- **Exercise objective**
Send back all the data below, exactly as given.

━━━━━━━━

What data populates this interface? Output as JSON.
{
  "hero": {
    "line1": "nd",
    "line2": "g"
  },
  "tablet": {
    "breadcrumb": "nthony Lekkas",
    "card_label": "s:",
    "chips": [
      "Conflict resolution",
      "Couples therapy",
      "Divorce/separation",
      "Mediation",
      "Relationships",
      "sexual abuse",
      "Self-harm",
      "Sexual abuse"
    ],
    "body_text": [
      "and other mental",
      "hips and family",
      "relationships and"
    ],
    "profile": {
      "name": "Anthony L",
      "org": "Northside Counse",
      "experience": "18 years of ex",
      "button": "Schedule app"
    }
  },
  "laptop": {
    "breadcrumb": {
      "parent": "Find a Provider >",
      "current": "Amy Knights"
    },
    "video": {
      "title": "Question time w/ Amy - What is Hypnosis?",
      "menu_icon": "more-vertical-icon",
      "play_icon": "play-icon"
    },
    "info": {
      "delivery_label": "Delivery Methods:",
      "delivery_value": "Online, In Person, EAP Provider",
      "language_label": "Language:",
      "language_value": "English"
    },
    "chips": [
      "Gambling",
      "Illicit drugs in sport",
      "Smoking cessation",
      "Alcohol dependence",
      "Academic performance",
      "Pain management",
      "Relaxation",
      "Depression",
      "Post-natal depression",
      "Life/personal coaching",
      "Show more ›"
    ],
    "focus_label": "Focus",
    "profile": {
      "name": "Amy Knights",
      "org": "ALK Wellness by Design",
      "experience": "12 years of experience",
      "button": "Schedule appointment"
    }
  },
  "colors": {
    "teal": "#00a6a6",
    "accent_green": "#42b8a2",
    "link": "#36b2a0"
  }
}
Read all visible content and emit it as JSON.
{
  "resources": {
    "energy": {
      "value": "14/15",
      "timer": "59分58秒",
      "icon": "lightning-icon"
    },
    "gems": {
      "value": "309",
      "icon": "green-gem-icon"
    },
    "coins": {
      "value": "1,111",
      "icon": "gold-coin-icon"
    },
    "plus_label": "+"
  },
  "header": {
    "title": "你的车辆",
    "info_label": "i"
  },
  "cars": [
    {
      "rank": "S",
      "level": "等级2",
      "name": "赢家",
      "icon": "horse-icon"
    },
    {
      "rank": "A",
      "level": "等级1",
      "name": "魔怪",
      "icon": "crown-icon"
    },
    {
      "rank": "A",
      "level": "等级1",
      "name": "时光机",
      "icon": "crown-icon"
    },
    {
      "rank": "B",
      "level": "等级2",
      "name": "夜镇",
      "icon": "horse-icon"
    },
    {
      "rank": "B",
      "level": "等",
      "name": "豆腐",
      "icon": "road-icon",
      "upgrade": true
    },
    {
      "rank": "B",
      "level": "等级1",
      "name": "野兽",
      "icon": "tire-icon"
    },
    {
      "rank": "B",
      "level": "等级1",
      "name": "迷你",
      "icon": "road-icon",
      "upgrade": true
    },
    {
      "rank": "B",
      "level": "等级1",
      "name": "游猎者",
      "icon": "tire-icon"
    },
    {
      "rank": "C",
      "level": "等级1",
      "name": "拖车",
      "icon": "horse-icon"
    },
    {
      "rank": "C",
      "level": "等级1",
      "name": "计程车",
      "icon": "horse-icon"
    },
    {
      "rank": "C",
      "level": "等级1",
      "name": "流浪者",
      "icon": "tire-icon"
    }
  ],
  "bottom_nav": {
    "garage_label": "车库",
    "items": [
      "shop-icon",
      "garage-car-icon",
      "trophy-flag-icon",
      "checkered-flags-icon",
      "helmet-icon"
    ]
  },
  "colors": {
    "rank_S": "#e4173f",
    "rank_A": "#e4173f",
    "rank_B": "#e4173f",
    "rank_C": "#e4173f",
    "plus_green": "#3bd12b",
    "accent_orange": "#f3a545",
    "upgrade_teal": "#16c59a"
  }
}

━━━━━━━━

- **Answer for the task**
What data populates this interface? Output as JSON.
{
  "hero": {
    "line1": "nd",
    "line2": "g"
  },
  "tablet": {
    "breadcrumb": "nthony Lekkas",
    "card_label": "s:",
    "chips": [
      "Conflict resolution",
      "Couples therapy",
      "Divorce/separation",
      "Mediation",
      "Relationships",
      "sexual abuse",
      "Self-harm",
      "Sexual abuse"
    ],
    "body_text": [
      "and other mental",
      "hips and family",
      "relationships and"
    ],
    "profile": {
      "name": "Anthony L",
      "org": "Northside Counse",
      "experience": "18 years of ex",
      "button": "Schedule app"
    }
  },
  "laptop": {
    "breadcrumb": {
      "parent": "Find a Provider >",
      "current": "Amy Knights"
    },
    "video": {
      "title": "Question time w/ Amy - What is Hypnosis?",
      "menu_icon": "more-vertical-icon",
      "play_icon": "play-icon"
    },
    "info": {
      "delivery_label": "Delivery Methods:",
      "delivery_value": "Online, In Person, EAP Provider",
      "language_label": "Language:",
      "language_value": "English"
    },
    "chips": [
      "Gambling",
      "Illicit drugs in sport",
      "Smoking cessation",
      "Alcohol dependence",
      "Academic performance",
      "Pain management",
      "Relaxation",
      "Depression",
      "Post-natal depression",
      "Life/personal coaching",
      "Show more ›"
    ],
    "focus_label": "Focus",
    "profile": {
      "name": "Amy Knights",
      "org": "ALK Wellness by Design",
      "experience": "12 years of experience",
      "button": "Schedule appointment"
    }
  },
  "colors": {
    "teal": "#00a6a6",
    "accent_green": "#42b8a2",
    "link": "#36b2a0"
  }
}
Read all visible content and emit it as JSON.
{
  "resources": {
    "energy": {
      "value": "14/15",
      "timer": "59分58秒",
      "icon": "lightning-icon"
    },
    "gems": {
      "value": "309",
      "icon": "green-gem-icon"
    },
    "coins": {
      "value": "1,111",
      "icon": "gold-coin-icon"
    },
    "plus_label": "+"
  },
  "header": {
    "title": "你的车辆",
    "info_label": "i"
  },
  "cars": [
    {
      "rank": "S",
      "level": "等级2",
      "name": "赢家",
      "icon": "horse-icon"
    },
    {
      "rank": "A",
      "level": "等级1",
      "name": "魔怪",
      "icon": "crown-icon"
    },
    {
      "rank": "A",
      "level": "等级1",
      "name": "时光机",
      "icon": "crown-icon"
    },
    {
      "rank": "B",
      "level": "等级2",
      "name": "夜镇",
      "icon": "horse-icon"
    },
    {
      "rank": "B",
      "level": "等",
      "name": "豆腐",
      "icon": "road-icon",
      "upgrade": true
    },
    {
      "rank": "B",
      "level": "等级1",
      "name": "野兽",
      "icon": "tire-icon"
    },
    {
      "rank": "B",
      "level": "等级1",
      "name": "迷你",
      "icon": "road-icon",
      "upgrade": true
    },
    {
      "rank": "B",
      "level": "等级1",
      "name": "游猎者",
      "icon": "tire-icon"
    },
    {
      "rank": "C",
      "level": "等级1",
      "name": "拖车",
      "icon": "horse-icon"
    },
    {
      "rank": "C",
      "level": "等级1",
      "name": "计程车",
      "icon": "horse-icon"
    },
    {
      "rank": "C",
      "level": "等级1",
      "name": "流浪者",
      "icon": "tire-icon"
    }
  ],
  "bottom_nav": {
    "garage_label": "车库",
    "items": [
      "shop-icon",
      "garage-car-icon",
      "trophy-flag-icon",
      "checkered-flags-icon",
      "helmet-icon"
    ]
  },
  "colors": {
    "rank_S": "#e4173f",
    "rank_A": "#e4173f",
    "rank_B": "#e4173f",
    "rank_C": "#e4173f",
    "plus_green": "#3bd12b",
    "accent_orange": "#f3a545",
    "upgrade_teal": "#16c59a"
  }
}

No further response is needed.